PROBLEM STATEMENT ▸ Determine how many lines in the entries below include "been". The reply should be that number and nothing else.

[TASK INPUT — start]

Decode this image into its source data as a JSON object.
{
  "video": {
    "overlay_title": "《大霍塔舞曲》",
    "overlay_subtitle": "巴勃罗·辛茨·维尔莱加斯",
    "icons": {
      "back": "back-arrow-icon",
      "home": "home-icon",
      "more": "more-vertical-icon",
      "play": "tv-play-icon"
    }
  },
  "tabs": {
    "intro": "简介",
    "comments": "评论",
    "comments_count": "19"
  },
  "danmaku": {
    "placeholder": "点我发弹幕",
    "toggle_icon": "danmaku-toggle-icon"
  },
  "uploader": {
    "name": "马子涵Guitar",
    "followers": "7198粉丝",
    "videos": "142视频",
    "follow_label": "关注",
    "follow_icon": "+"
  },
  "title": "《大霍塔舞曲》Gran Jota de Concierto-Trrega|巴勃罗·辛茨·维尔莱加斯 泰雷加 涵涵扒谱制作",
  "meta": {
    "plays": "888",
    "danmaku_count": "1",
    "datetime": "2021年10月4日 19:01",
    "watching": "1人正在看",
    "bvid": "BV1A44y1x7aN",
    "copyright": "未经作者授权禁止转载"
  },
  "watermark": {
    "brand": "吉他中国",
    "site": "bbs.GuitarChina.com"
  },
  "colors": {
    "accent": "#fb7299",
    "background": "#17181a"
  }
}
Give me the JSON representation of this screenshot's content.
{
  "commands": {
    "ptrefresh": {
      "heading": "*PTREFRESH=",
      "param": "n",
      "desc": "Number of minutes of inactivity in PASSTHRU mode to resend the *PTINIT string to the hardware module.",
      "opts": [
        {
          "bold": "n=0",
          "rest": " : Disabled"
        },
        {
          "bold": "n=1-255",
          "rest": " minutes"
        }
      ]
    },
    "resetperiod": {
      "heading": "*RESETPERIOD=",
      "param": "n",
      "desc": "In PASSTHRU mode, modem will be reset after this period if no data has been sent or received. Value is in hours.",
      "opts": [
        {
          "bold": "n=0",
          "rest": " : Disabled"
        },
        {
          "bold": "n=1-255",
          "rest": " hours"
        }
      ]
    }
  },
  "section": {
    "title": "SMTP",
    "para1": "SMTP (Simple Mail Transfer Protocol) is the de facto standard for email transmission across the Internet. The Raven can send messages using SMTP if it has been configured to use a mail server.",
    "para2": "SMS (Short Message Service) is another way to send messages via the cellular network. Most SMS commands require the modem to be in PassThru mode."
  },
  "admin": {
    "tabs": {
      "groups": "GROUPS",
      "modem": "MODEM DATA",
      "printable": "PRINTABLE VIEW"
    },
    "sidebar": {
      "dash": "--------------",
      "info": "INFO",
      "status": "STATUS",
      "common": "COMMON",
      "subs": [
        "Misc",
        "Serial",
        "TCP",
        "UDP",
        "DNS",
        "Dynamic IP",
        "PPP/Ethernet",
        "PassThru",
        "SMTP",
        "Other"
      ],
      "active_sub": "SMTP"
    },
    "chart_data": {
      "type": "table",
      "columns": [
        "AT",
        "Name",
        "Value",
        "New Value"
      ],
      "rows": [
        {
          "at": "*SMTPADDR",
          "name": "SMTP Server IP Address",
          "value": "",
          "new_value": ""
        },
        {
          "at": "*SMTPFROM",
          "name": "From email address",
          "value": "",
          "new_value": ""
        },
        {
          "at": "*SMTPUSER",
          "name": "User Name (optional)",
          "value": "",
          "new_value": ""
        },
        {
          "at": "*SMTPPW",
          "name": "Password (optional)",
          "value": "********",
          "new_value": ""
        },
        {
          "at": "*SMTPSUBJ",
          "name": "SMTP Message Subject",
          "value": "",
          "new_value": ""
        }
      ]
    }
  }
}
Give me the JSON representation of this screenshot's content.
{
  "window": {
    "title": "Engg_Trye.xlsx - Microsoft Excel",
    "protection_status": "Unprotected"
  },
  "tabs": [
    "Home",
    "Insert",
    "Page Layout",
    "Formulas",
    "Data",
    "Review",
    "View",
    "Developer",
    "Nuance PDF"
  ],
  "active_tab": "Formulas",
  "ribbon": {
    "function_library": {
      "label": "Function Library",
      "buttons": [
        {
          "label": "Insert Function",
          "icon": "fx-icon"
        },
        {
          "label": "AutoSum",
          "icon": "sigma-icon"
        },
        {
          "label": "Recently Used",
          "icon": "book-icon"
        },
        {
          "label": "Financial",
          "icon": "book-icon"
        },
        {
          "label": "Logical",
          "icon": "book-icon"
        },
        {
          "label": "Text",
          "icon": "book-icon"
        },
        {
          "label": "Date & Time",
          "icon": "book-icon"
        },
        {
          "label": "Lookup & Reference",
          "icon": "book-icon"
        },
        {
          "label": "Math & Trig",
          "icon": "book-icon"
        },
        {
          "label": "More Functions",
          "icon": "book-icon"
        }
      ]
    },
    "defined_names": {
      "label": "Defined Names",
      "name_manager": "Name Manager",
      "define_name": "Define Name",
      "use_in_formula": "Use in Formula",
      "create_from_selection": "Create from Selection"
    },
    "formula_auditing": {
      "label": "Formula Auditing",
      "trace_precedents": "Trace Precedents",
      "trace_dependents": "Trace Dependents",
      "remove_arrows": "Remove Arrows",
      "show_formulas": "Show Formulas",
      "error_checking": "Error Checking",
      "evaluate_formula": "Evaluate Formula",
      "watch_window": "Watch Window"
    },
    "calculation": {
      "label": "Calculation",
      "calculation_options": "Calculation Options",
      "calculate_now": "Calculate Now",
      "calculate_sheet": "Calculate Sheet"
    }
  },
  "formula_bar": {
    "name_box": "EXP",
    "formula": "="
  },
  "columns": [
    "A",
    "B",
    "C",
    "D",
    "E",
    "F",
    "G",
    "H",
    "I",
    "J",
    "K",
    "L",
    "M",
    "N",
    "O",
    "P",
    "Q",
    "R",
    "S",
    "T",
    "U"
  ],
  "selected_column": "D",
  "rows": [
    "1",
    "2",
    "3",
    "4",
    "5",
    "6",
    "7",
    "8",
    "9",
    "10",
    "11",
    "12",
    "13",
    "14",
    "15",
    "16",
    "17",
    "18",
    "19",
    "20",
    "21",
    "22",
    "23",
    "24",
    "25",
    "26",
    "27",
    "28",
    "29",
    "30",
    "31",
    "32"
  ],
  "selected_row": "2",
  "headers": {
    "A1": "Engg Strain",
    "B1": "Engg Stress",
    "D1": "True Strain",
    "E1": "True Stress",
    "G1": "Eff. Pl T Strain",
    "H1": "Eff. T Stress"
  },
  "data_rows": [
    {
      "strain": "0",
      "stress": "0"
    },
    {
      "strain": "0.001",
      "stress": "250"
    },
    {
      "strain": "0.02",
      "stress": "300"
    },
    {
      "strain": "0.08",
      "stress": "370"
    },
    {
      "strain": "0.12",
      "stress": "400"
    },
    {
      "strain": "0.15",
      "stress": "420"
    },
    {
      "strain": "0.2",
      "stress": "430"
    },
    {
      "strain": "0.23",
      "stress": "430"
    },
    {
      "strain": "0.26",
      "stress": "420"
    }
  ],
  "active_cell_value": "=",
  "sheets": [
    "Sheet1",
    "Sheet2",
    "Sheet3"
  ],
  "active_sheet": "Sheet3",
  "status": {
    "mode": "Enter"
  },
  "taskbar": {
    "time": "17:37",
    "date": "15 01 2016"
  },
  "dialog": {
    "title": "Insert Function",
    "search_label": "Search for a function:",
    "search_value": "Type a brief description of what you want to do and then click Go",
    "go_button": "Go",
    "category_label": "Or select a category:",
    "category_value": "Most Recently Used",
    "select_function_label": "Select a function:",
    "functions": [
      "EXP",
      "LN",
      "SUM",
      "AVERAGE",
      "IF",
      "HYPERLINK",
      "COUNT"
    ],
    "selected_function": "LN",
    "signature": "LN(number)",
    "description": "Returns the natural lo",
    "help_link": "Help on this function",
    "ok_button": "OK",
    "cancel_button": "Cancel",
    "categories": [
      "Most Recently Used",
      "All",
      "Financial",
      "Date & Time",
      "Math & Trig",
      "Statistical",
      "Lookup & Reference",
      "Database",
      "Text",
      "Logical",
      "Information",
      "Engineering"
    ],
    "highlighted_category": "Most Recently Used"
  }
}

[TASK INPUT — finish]

YOUR SOLUTION ▸ 2